SANTA ANA — A Westminster attorney and two office employees were convicted Thursday on conspiracy and other charges in what authorities have described as one of the state's largest auto insurance fraud schemes.
The scam involved "victims" seeking payouts for injuries they never suffered in auto accidents that never happened.
The trio are among more than 35 people arrested in January, 1993, in connection with four loosely connected fraud rings in Orange and San Diego counties that authorities alleged bilked insurance companies with phony auto accident claims. A fourth defendant, a Santa Ana physician, was acquitted Thursday. Five other people previously were convicted in the case, while the remaining defendants face trial later this year.

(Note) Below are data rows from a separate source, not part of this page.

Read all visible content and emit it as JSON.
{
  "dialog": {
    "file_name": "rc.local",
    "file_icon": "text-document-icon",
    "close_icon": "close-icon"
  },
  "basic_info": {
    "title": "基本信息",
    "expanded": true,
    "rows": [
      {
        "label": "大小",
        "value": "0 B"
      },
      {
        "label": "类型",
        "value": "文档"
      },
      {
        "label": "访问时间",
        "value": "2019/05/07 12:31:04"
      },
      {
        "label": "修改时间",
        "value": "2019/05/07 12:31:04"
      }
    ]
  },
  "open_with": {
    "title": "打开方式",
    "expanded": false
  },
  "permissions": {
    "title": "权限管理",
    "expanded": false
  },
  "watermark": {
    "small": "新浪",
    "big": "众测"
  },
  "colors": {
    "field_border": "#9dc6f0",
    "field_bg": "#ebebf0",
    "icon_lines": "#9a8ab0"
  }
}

Westminster attorney James Michael MacPhee grimaced and shook his head Thursday afternoon as an Orange County Superior Court jury found him guilty of four felony charges: two charges of conspiracy to commit insurance fraud, insurance fraud and attempted grand theft. He was acquitted of one count each of conspiracy and insurance fraud.
MacPhee faces a maximum sentence of more than six years in prison and could lose his license to practice law.
Law office employees Lam Hoang Luu and Phuong Thi Bich Vo also were convicted of one felony count of insurance fraud and conspiracy to commit insurance fraud; Vo was additionally convicted of attempted grand theft. They each could face about five years in prison when sentenced Sept. 23.
"We hope this will send the message to law offices and others involved in fraudulent insurance claims they are no longer safe in those practices," said Deputy Dist. Atty. Kenneth Chinn.
Jurors acquitted a fourth defendant, physician Frank Lowe of Santa Ana, of conspiracy and insurance fraud charges.
The suspects were arrested following an 18-month investigation that targeted attorneys and doctors who officials alleged played critical roles in auto-insurance fraud schemes. Orange County law enforcement officers went undercover and claimed to be accident victims while several auto insurance firms also played along to help seal the arrests, officials said.
Chinn said the insurance companies did not lose any money during the undercover investigation because arrests were made before claims were paid out. But authorities estimate that fraud costs the auto insurance industry between $1.5 billion and $2 billion annually and drives up consumer insurance rates.
Outside of court, defense attorney Jeffrey N. Wilens said he believes MacPhee was "betrayed" by his co-workers, and said MacPhee was not knowingly involved in any fraudulent insurance schemes.
During the six-week trial, MacPhee testified that he took a 30% profit from insurance claims proceeds, while the remaining 70% went to two other employees who ran the law office. Chinn said that while such arrangements are legal, they can encourage dishonest workers to drum up profits by filing false insurance claims.
Attorney Dennis P. O'Connell, who represented Lowe, said he was disturbed that his client even had to go to trial when it was clear from the outset that evidence against him was weak.
Jury foreman Gerry Galleher said Lowe was acquitted because jurors did not believe he was aware of any insurance fraud scam.
"We just didn't believe he had anything to do with all this," Galleher said.
Chinn said he respected the jury's decision but said prosecutors would not have presented the case if they did not believe the doctor had knowledge of the scheme.